Here’s something I’ve never seen before.
Last month, Canadian singer Bryan Adams and his girlfriend welcomed their second baby girl, Lula RosyLea. Lula’s middle name is a reference to her time of birth, as per this tweet by Adams:
Lula Rosylea arrived @ teatime this wk. a cup of ‘rosie lee’ = ‘cup of tea’ in cockney. Lula comes from Gene Vincent’s song Be-Bop-A-Lula
This is the first baby I know of to be named via Cockney rhyming slang.
What’s Cockney rhyming slang? It involves word substitution based on rhyme. Typically, a word in a sentence is replaced with a rhyming phrase, and then the rhyming part of the phrase is dropped. This makes the resulting sentence hard for those not in-the-know to understand.
Here’s an example: “Use your loaf.” It’s really “use your head,” but the phrase loaf of bread was used instead of head, and then loaf of bread was shortened to just loaf. Hence, “use your loaf.” Get it?
Speaking of bread, if you’ve ever heard people use the slang word bread to mean money, that’s CRS too. Money rhymes with the old expression bread and honey, which shortens to bread.
So that’s how Bryan Adams turned tea into Rosie Lee, which is a common CRS rhyme for tea. (And now, if you’re ever in London and someone asks you if you want a cup of Rosie, you’ll know what they’re talking about!) “Rosie Lee” refers to American burlesque performer Gypsy Rose Lee (1911-1970).
I thought this was a rather cool way to come up with a baby name, so I’ve collected a few dozen other well-known CRS rhymes that involve names.
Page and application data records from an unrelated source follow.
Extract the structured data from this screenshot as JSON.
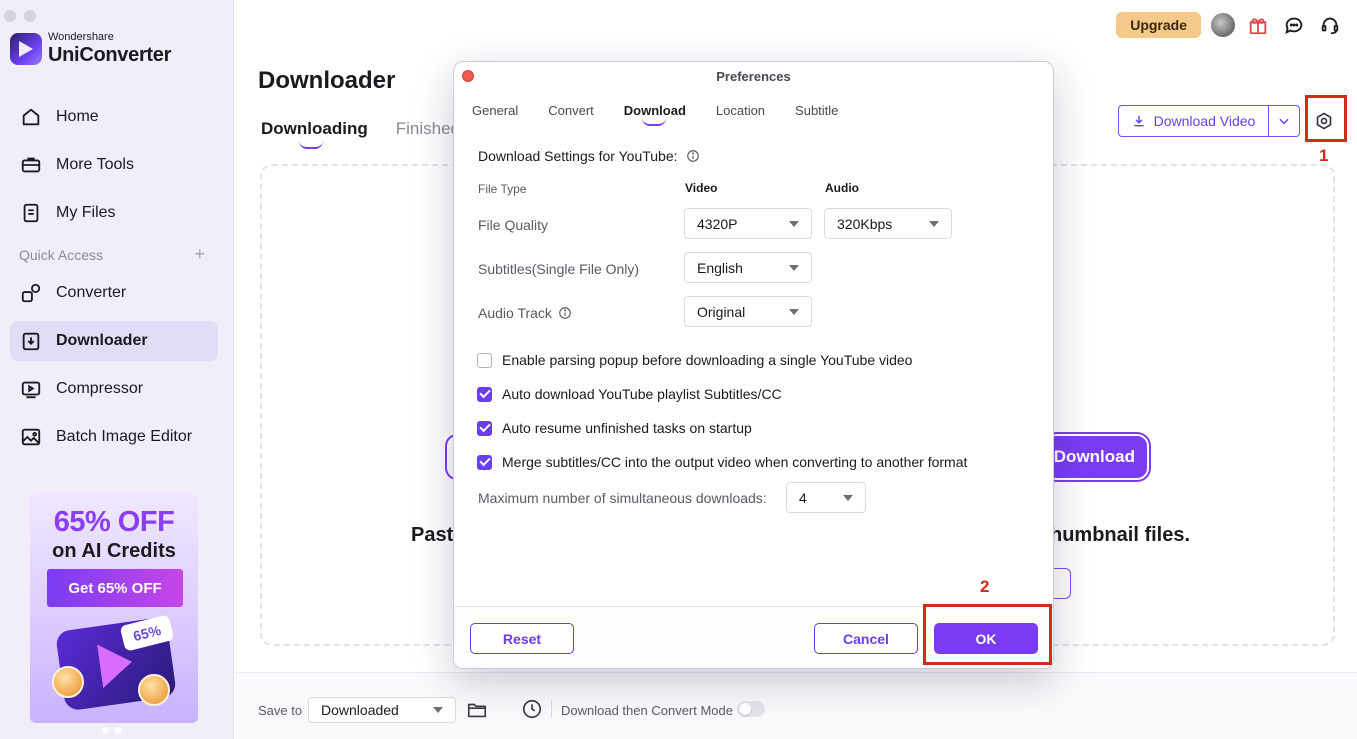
{
  "brand": {
    "small": "Wondershare",
    "name": "UniConverter"
  },
  "sidebar": {
    "items": [
      {
        "label": "Home",
        "icon": "home-icon"
      },
      {
        "label": "More Tools",
        "icon": "toolbox-icon"
      },
      {
        "label": "My Files",
        "icon": "files-icon"
      }
    ],
    "quick_access_label": "Quick Access",
    "quick_access_add": "+",
    "items2": [
      {
        "label": "Converter",
        "icon": "converter-icon"
      },
      {
        "label": "Downloader",
        "icon": "downloader-icon",
        "active": true
      },
      {
        "label": "Compressor",
        "icon": "compressor-icon"
      },
      {
        "label": "Batch Image Editor",
        "icon": "image-editor-icon"
      }
    ],
    "promo": {
      "title": "65% OFF",
      "subtitle": "on AI Credits",
      "button": "Get 65% OFF",
      "tag": "65%",
      "coin_label": "AI"
    }
  },
  "topbar": {
    "upgrade": "Upgrade"
  },
  "main": {
    "title": "Downloader",
    "tabs": [
      {
        "label": "Downloading"
      },
      {
        "label": "Finished"
      }
    ],
    "download_video": "Download Video",
    "bg_download": "Download",
    "bg_paste": "Past",
    "bg_thumbnail": "humbnail files."
  },
  "annotations": {
    "one": "1",
    "two": "2"
  },
  "bottombar": {
    "save_to_label": "Save to",
    "save_to_value": "Downloaded",
    "mode_label": "Download then Convert Mode"
  },
  "dialog": {
    "title": "Preferences",
    "tabs": [
      "General",
      "Convert",
      "Download",
      "Location",
      "Subtitle"
    ],
    "active_tab": "Download",
    "section_title": "Download Settings for YouTube:",
    "file_type_label": "File Type",
    "col_video": "Video",
    "col_audio": "Audio",
    "quality_label": "File Quality",
    "video_quality": "4320P",
    "audio_quality": "320Kbps",
    "subtitles_label": "Subtitles(Single File Only)",
    "subtitles_value": "English",
    "audio_track_label": "Audio Track",
    "audio_track_value": "Original",
    "checkboxes": [
      {
        "label": "Enable parsing popup before downloading a single YouTube video",
        "checked": false
      },
      {
        "label": "Auto download YouTube playlist Subtitles/CC",
        "checked": true
      },
      {
        "label": "Auto resume unfinished tasks on startup",
        "checked": true
      },
      {
        "label": "Merge subtitles/CC into the output video when converting to another format",
        "checked": true
      }
    ],
    "max_downloads_label": "Maximum number of simultaneous downloads:",
    "max_downloads_value": "4",
    "reset": "Reset",
    "cancel": "Cancel",
    "ok": "OK"
  },
  "colors": {
    "accent": "#7a3cf2",
    "highlight": "#d42a1e",
    "upgrade": "#f4c98a"
  }
}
On the left you’ll find the original word, in the middle is the name/phrase substitution, and on the right is the shortened version.
- back – rhymes with Cilla Black – shortens to Cilla
- ball – rhymes with Albert Hall – shortens to Albert
- belly – rhymes with Darby Kelly – shortens to Darby
- brake – rhymes with Veronica Lake – shortens to Veronica
- cake – rhymes with Sexton Blake – shortens to Sexton
- coat – rhymes with Billy goat – shortens to Billy
- curry – rhymes with Ruby Murray – shortens to Ruby (if these parents had had a girl instead of a boy, Ruby would have been a great option)
- door – rhymes with Rory O’Moore – shortens to Rory
- fairy – rhymes with Julian Clairy – shortens to Julian
- fish – rhymes with Lillian Gish – shortens to Lillian
- gin – rhymes with Anne Boleyn – shortens to Ann
- gin – rhymes with Vera Lynn – shortens to Vera
- ice – rhymes with Vincent Price – shortens to Vincent
- kettle – rhymes with Hansel and Gretel – shortens to Hansel
- lisp – rhymes with Quentin Crisp – shortens to Quentin
- mess – rhymes with Elliot Ness – shortens to Elliot
- neck – rhymes with Gregory Peck – shortens to Gregory
- old man (father) – rhymes with Peter Pan – shortens to Peter
- rail – rhymes with Toby Ale – shortens to Toby
- Stella (brand of beer) – rhymes with Yuri Geller – shortens to Yuri
- Stella – rhymes with Nelson Mandela – shortens to Nelson
- table – rhymes with Betty Grable – shortens to Betty
- tea – rhymes with Bruce Lee – shortens to Bruce
- tea – rhymes with Kiki Dee – shortens to Kiki
- tea – rhymes with Rosie Lee – shortens to Rosie
- telly – rhymes with Liza Minnelli – shortens to Liza (e.g., “What’s on the Liza?”)
- trouble – rhymes with Barney Rubble – shortens to Barney
- 2:2 (lower second-class honors) – rhymes with Desmond Tutu – shortens to Desmond
- undies – rhymes with Eddie Grundies – shortens to Eddie
- wedding – rhymes with Otis Redding – shortens to Otis
I think Darby (for “belly”) might be an especially tempting one baby namers, no? :)
Bryan’s first baby girl, Mirabella Bunny, was born last Easter.
Sources: @bryanadams, February 14, 2013, Cockney Rhyming Slang
Update, 12/29/16: A reader named Sam recently told me about the Complete Dictionary of Cockney Rhyming Slang, which contains a bunch more names — like Errol Flynn for “chin,” and Euan Blair for “Leicester Square.” Enjoy!